When 19-year-old Theresa Allore went missing from school in Quebec's Eastern Townships in November, 1978, Champlain College was in disarray.
The campus was bursting at the seams due to record enrolment. Students were housed at dormitories in the countryside where there was limited supervision and infrequent transport to and from classes. Many students, including Theresa, resorted to hitchhiking.
Theresa's disappearance went unnoticed for a week, and in the end it was her friends who alerted police. School officials of the day did little to support her parents in their search.
Instead, the campus director of the day suggested to Theresa's father her vanishing had something to do with "lesbian tendencies" and that she'd need psychiatric help when she eventually turned up.
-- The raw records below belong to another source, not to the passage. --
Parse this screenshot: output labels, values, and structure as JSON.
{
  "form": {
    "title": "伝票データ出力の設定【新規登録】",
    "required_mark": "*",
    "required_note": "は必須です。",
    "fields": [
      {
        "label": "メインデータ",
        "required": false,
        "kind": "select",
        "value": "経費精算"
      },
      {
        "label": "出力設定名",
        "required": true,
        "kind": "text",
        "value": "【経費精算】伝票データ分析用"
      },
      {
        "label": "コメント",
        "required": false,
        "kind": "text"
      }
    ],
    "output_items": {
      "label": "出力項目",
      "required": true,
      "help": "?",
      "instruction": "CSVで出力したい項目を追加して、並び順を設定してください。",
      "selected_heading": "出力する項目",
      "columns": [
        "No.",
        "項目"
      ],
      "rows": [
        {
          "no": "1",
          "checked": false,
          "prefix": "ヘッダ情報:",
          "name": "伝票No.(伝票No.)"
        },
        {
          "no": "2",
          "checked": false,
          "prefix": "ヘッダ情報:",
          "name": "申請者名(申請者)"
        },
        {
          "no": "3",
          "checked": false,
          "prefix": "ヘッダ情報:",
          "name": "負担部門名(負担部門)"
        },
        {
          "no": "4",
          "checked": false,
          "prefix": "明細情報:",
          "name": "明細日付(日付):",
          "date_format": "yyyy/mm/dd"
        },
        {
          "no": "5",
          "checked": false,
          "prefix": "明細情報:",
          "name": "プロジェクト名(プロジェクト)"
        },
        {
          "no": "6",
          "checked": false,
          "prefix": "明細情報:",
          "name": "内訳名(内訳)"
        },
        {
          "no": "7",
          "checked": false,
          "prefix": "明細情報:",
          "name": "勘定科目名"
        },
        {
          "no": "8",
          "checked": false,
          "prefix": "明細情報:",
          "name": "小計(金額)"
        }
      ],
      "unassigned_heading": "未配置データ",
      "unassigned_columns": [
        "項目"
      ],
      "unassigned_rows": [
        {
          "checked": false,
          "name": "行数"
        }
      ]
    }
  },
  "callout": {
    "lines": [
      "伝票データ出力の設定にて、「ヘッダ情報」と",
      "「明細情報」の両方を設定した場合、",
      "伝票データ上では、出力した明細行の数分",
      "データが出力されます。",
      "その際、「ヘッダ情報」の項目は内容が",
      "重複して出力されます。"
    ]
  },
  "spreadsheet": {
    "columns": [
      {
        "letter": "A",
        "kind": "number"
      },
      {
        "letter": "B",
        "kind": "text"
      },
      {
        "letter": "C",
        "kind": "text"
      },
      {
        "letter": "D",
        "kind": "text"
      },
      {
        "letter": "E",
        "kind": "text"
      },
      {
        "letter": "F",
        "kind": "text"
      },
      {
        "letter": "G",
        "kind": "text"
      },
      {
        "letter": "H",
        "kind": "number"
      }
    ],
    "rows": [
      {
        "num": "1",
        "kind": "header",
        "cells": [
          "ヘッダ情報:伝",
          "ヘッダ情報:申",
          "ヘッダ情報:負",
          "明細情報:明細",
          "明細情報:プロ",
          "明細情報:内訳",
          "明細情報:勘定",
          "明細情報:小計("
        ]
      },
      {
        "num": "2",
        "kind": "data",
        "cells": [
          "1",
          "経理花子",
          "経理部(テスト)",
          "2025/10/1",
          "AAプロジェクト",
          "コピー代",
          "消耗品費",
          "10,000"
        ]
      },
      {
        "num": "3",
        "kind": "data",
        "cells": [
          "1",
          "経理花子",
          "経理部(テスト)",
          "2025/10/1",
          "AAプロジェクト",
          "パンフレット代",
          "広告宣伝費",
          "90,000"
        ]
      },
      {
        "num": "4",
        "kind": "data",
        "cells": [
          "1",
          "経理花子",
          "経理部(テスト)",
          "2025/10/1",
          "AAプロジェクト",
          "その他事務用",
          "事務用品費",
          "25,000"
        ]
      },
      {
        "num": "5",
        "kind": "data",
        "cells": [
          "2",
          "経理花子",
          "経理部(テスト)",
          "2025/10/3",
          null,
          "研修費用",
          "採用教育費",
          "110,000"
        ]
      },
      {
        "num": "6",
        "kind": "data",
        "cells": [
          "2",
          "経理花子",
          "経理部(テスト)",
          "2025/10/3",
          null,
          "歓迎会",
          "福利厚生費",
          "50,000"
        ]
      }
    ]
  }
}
During the long winter between Theresa's disappearance and the discovery of her body face-down in a creek on a farm the following spring, Champlain continued to bill her parents for her room and tuition, plus interest.
Theresa's younger brother, John, has been a harsh critic of the cold indifference shown to his sister's fate since going on a quest for closure six years ago. That quest quickly morphed into amateur sleuthing of a likely murder by a possible serial predator who went undetected due to small-town police incompetence -- and remains unsolved.
But Mr. Allore's pressure on Quebec's big bureaucracy -- from the college to the provincial police force and the justice department -- may have finally turned a corner.
Tomorrow he will attend a ceremony at Champlain Regional College in Lennoxville, Que., as it is now formally called, to announce a $1,000-a-year memorial scholarship in Theresa's name and launch a $20,000 fundraising drive for the endowment.
Mr. Allore vows not talk to about the mystery surrounding Theresa's death, nor his ongoing efforts to resolve it.
"In that room it's going to be about Theresa and celebrating her memory," he said.
Mr. Allore has other reasons for returning to Quebec this week. He will be talking up the chapter he contributed for a new book, which came about when he was called upon to tell his story to Kim Rossmo, a former Vancouver police officer who invented the widely used crime-solving technique called geographic profiling.
Mr. Rossmo, now a professor at Texas State University, was the first to sound the alarm about a serial killer stalking sex workers on Vancouver's Downtown Eastside when he was pioneering his methods in B. C. But he was dismissed and left town before he was eventually proven right with the conviction of Robert Pickton.
Mr. Rossmo used statistics to substantiate Mr. Allore's theory that a serial killer was stalking Quebec's Eastern Townships in the late 1970s and helped him draw a possible link between Theresa's death and two others: Louise Camirand and Manon Dube.
Mr. Rossmo book, Criminal Investigative Failures, is due out in November and will serve as a manual for how law enforcement can avoid the blind spots and biases that often undermine police work.
Mr. Allore said it meant a lot to him to be able to provide the human touch to a very technical text.
"He told me this is like the anchor of the book," he said. "I'm really honoured and really proud of that.? This is an academic book. It's not a titillating kind of thing. It's going to be used for research and teaching."
Mr. Allore said he is under no illusion Theresa's slaying will be solved imminently, but he hasn't raised his hopes, either.
"I'm at peace with the crime never being solved. I was at peace with that five years ago -- the point was to make sure that kind of thing never happened again."